More light or easier access can turn the “storage bedroom” (donate or sell that stuff) into a more usable or unique part of your home. Turning an existing window into a door is easy—the structural supports are already there. Adding a window in a blank wall requires more knowledge of building, but it’s not an impossible task even for a novice. (You will thank YouTube for having more than cat videos if you are new to construction.) BRING, Habitat ReStore, and Craigslist are good places to find pre-owned windows and doors (and paneling and wallpaper and sinks . . . ).

Add a cover to an outdoor space you already have

Winter can be chilly here, but a south-facing covered or enclosed porch or deck can become a room most of the time with a minimal investment of time and materials. If it works as a usable space for 10 months of the year, you’ll only be explaining cat sounds to videoconference contacts for two.

Move, add, or remove a wall

Adding walls is easy. Sometimes the open floor plan of the ’70s is too open for a heavily shared space. Shoji screens (the movable wood and paper walls often found in Japan) can be used to test the idea of a new partition. If you want privacy in the new space—“Kids, I’m on a call. You know the cat doesn’t like that game”—consider where the door will be and insulate the walls for sound. An inside window or French doors can help make the space private or shared, depending on the need.

Removing walls from a truss-built house (usually mid-’70s and later) is easy. For a “stick framed” dwelling, some kind of ceiling support will likely be needed. Don’t just hope the design can work with one less interior wall. I have seen roofs collapse on improperly done remodels when the first heavy snow fell.

Now an admission: As an ex-builder, I like construction projects, and I am quite capable. I added to our home as we had children, and now we have an extra room.
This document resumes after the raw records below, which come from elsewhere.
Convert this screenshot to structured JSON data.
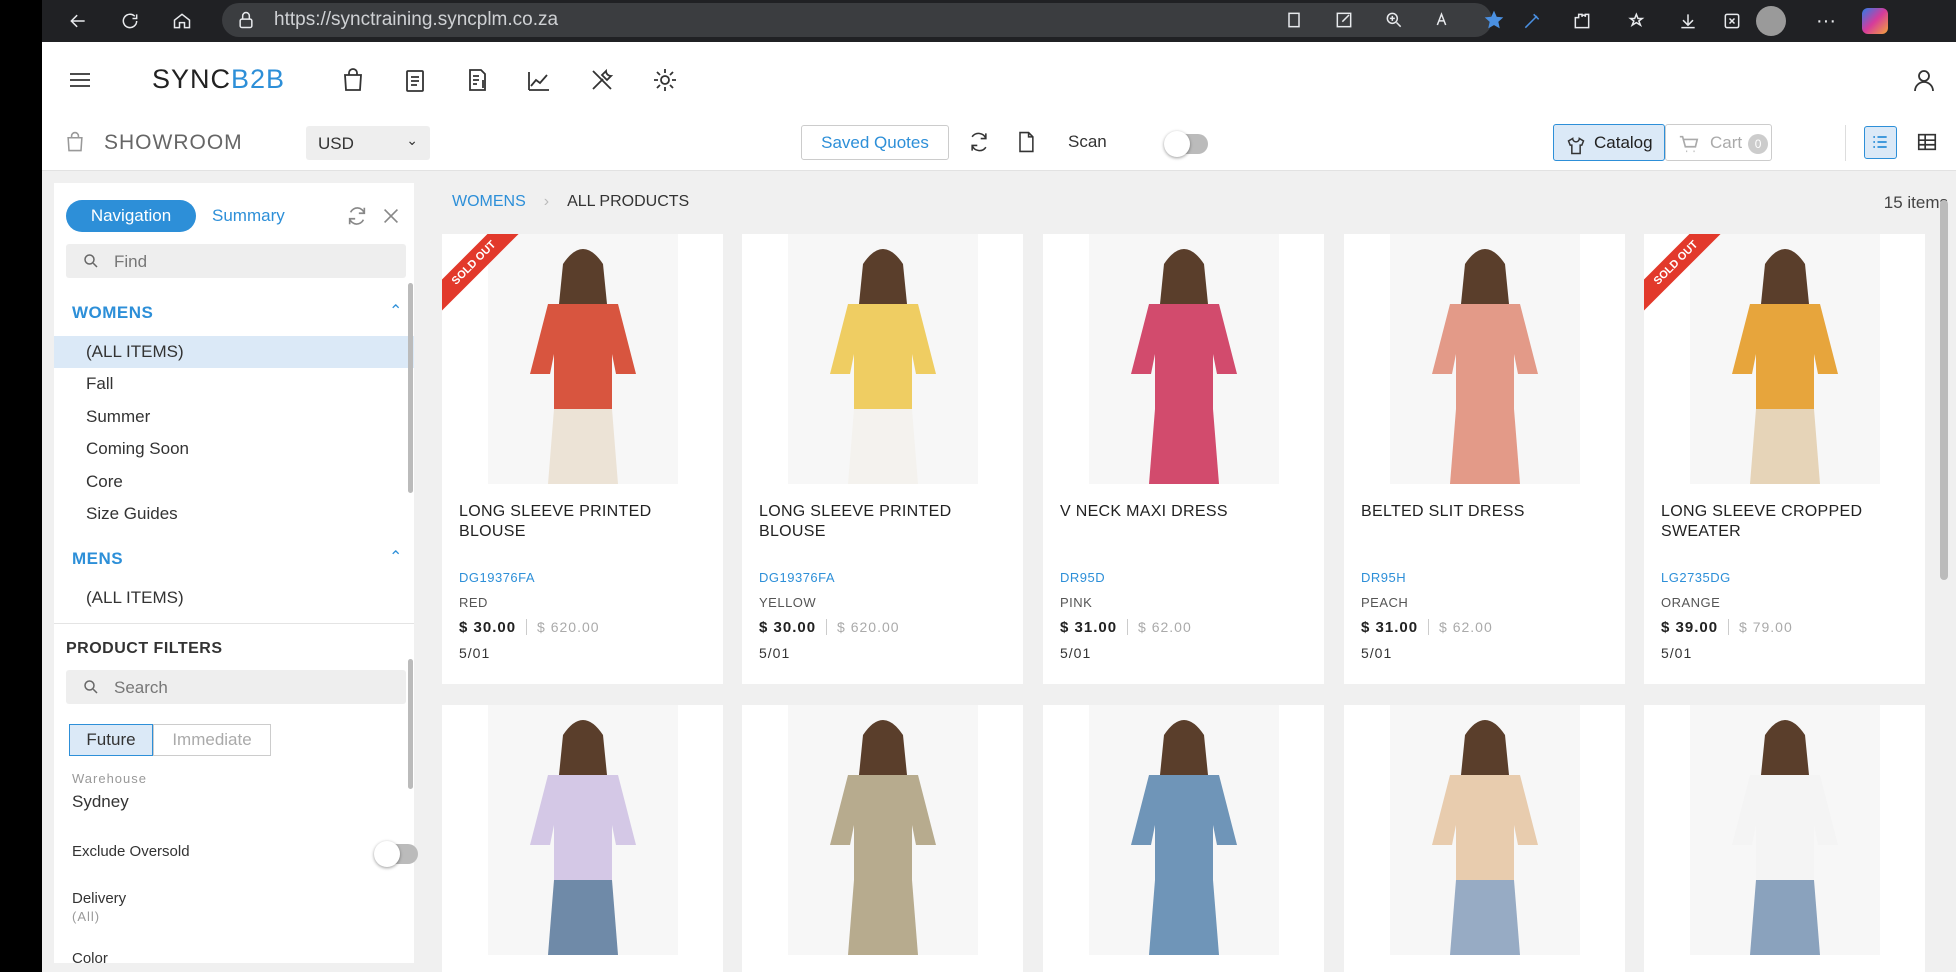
{
  "browser": {
    "url": "https://synctraining.syncplm.co.za"
  },
  "app": {
    "brand_sync": "SYNC",
    "brand_b2b": "B2B"
  },
  "toolbar": {
    "showroom_label": "SHOWROOM",
    "currency": "USD",
    "saved_quotes": "Saved Quotes",
    "scan_label": "Scan",
    "scan_on": false,
    "catalog_label": "Catalog",
    "cart_label": "Cart",
    "cart_count": "0"
  },
  "sidebar": {
    "tabs": [
      "Navigation",
      "Summary"
    ],
    "find_placeholder": "Find",
    "sections": [
      {
        "title": "WOMENS",
        "items": [
          "(ALL ITEMS)",
          "Fall",
          "Summer",
          "Coming Soon",
          "Core",
          "Size Guides"
        ]
      },
      {
        "title": "MENS",
        "items": [
          "(ALL ITEMS)"
        ]
      }
    ],
    "filters": {
      "title": "PRODUCT FILTERS",
      "search_placeholder": "Search",
      "future": "Future",
      "immediate": "Immediate",
      "warehouse_label": "Warehouse",
      "warehouse_value": "Sydney",
      "exclude_oversold": "Exclude Oversold",
      "delivery_label": "Delivery",
      "delivery_value": "(All)",
      "color_label": "Color"
    }
  },
  "breadcrumb": {
    "root": "WOMENS",
    "current": "ALL PRODUCTS"
  },
  "item_count": "15 items",
  "products": [
    {
      "name": "LONG SLEEVE PRINTED BLOUSE",
      "code": "DG19376FA",
      "color": "RED",
      "price": "$ 30.00",
      "msrp": "$ 620.00",
      "date": "5/01",
      "sold_out": "SOLD OUT",
      "top": "#d8553f",
      "bottom": "#ece3d6"
    },
    {
      "name": "LONG SLEEVE PRINTED BLOUSE",
      "code": "DG19376FA",
      "color": "YELLOW",
      "price": "$ 30.00",
      "msrp": "$ 620.00",
      "date": "5/01",
      "sold_out": "",
      "top": "#efcd62",
      "bottom": "#f4f2ee"
    },
    {
      "name": "V NECK MAXI DRESS",
      "code": "DR95D",
      "color": "PINK",
      "price": "$ 31.00",
      "msrp": "$ 62.00",
      "date": "5/01",
      "sold_out": "",
      "top": "#d24b6d",
      "bottom": "#d24b6d"
    },
    {
      "name": "BELTED SLIT DRESS",
      "code": "DR95H",
      "color": "PEACH",
      "price": "$ 31.00",
      "msrp": "$ 62.00",
      "date": "5/01",
      "sold_out": "",
      "top": "#e39a88",
      "bottom": "#e39a88"
    },
    {
      "name": "LONG SLEEVE CROPPED SWEATER",
      "code": "LG2735DG",
      "color": "ORANGE",
      "price": "$ 39.00",
      "msrp": "$ 79.00",
      "date": "5/01",
      "sold_out": "SOLD OUT",
      "top": "#e7a53c",
      "bottom": "#e6d4b8"
    },
    {
      "top": "#d4c8e6",
      "bottom": "#6f8aa8"
    },
    {
      "top": "#b7ab8e",
      "bottom": "#b7ab8e"
    },
    {
      "top": "#6f95b8",
      "bottom": "#6f95b8"
    },
    {
      "top": "#e8ccae",
      "bottom": "#97abc4"
    },
    {
      "top": "#f4f4f4",
      "bottom": "#8aa2bd"
    }
  ]
}
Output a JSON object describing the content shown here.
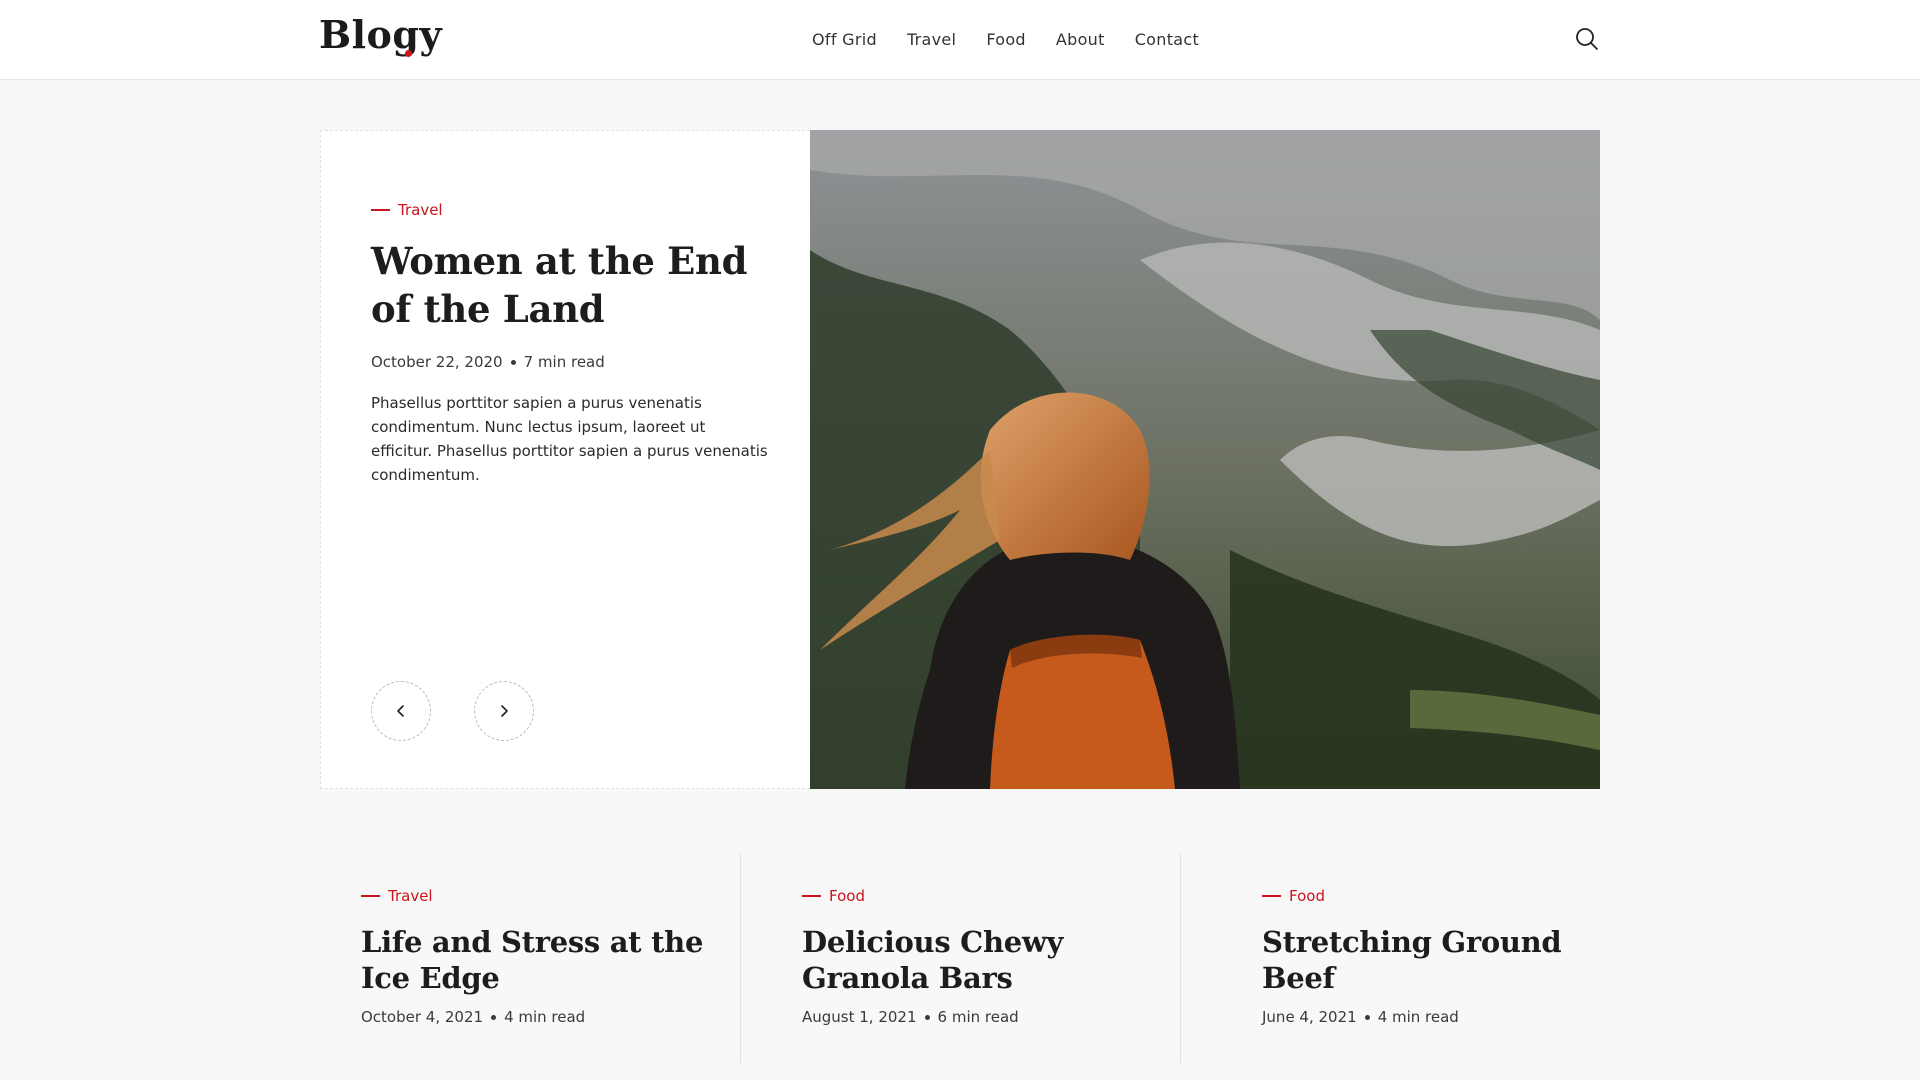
{
  "brand": {
    "name": "Blogy",
    "accent": "#c8141c"
  },
  "nav": {
    "items": [
      {
        "label": "Off Grid"
      },
      {
        "label": "Travel"
      },
      {
        "label": "Food"
      },
      {
        "label": "About"
      },
      {
        "label": "Contact"
      }
    ],
    "search_icon": "search-icon"
  },
  "hero": {
    "category": "Travel",
    "title": "Women at the End of the Land",
    "date": "October 22, 2020",
    "read_time": "7 min read",
    "excerpt": "Phasellus porttitor sapien a purus venenatis condimentum. Nunc lectus ipsum, laoreet ut efficitur. Phasellus porttitor sapien a purus venenatis condimentum.",
    "prev_icon": "chevron-left-icon",
    "next_icon": "chevron-right-icon"
  },
  "posts": [
    {
      "category": "Travel",
      "title": "Life and Stress at the Ice Edge",
      "date": "October 4, 2021",
      "read_time": "4 min read"
    },
    {
      "category": "Food",
      "title": "Delicious Chewy Granola Bars",
      "date": "August 1, 2021",
      "read_time": "6 min read"
    },
    {
      "category": "Food",
      "title": "Stretching Ground Beef",
      "date": "June 4, 2021",
      "read_time": "4 min read"
    }
  ]
}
It is closed off from the lived-in space unless guests are using it. So, an addition can make sense, as can a remodel—but it shouldn’t be your default choice. If you don’t have or want the skills for a DIY project, make sure the professionals you involve know your needs and are open to all solutions—simple and complex.

Bigger is not always better when it comes to your home, and it is always worse for the planet (you’ll have to heat the new space, too). So, when you look at possible changes to where you live—and increasingly, work—start with an eye to better using what you have, not creating more.